TASK DIRECTIONS — Below are the records; locate each line with the word "Align" and copy it.
━━━━━ DATA SUPPLIED
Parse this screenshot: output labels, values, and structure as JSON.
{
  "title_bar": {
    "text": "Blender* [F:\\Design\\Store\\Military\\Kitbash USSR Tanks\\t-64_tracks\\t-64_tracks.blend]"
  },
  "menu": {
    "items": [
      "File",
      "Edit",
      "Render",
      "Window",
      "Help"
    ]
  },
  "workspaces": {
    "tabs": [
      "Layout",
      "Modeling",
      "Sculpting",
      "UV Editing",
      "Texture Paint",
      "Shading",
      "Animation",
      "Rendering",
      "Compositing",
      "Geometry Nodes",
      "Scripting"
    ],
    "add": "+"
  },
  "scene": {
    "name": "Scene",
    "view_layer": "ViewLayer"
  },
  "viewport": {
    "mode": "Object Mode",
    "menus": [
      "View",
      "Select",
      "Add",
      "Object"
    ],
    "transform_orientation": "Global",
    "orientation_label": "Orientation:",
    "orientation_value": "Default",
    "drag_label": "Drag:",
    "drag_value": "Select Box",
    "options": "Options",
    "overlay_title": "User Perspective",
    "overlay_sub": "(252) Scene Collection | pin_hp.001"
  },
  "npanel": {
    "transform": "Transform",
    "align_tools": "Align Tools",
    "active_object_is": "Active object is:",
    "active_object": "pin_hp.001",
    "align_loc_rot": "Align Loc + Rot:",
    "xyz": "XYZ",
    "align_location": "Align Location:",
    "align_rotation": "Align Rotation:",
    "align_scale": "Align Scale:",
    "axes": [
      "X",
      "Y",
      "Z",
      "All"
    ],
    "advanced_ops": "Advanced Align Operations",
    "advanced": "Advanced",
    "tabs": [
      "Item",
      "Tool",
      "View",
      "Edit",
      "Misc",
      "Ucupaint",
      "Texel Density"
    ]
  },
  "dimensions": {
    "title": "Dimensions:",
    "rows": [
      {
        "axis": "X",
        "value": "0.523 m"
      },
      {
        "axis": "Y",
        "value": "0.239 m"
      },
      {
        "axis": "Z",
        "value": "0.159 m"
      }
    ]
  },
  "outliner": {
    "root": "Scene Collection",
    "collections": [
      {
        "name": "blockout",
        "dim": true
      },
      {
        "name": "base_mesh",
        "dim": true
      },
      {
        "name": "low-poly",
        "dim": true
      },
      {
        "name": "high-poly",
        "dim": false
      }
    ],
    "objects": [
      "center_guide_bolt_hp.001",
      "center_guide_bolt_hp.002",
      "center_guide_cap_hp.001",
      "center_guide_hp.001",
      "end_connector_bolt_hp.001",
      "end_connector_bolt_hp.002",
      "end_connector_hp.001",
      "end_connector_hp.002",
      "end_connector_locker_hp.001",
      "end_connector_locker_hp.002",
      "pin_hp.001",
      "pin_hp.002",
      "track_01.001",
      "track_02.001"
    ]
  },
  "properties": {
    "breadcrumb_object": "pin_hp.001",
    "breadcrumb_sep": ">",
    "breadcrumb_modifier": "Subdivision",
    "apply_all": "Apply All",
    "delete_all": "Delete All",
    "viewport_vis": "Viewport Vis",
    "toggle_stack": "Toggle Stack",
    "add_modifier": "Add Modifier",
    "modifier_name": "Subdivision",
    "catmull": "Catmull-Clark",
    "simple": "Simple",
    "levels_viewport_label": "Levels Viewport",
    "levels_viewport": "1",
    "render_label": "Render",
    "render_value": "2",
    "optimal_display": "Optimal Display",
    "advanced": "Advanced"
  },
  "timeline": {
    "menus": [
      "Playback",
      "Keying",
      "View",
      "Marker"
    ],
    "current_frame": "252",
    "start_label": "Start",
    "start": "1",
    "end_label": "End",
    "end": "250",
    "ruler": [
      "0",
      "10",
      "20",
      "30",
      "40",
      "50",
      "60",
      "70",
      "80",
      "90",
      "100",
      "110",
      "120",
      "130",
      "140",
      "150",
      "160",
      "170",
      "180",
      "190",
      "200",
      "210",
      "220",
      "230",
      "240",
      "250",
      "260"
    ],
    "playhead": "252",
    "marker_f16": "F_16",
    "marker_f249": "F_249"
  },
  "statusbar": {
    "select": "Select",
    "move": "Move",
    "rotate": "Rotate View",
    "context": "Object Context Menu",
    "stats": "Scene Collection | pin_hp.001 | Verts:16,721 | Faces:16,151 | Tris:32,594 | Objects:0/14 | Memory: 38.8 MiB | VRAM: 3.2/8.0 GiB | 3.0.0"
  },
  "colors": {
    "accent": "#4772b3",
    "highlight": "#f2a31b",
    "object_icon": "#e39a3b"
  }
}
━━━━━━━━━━
TASK OUTPUT —
    "align_tools": "Align Tools",
    "align_loc_rot": "Align Loc + Rot:",
    "align_location": "Align Location:",
    "align_rotation": "Align Rotation:",
    "align_scale": "Align Scale:",
    "advanced_ops": "Advanced Align Operations",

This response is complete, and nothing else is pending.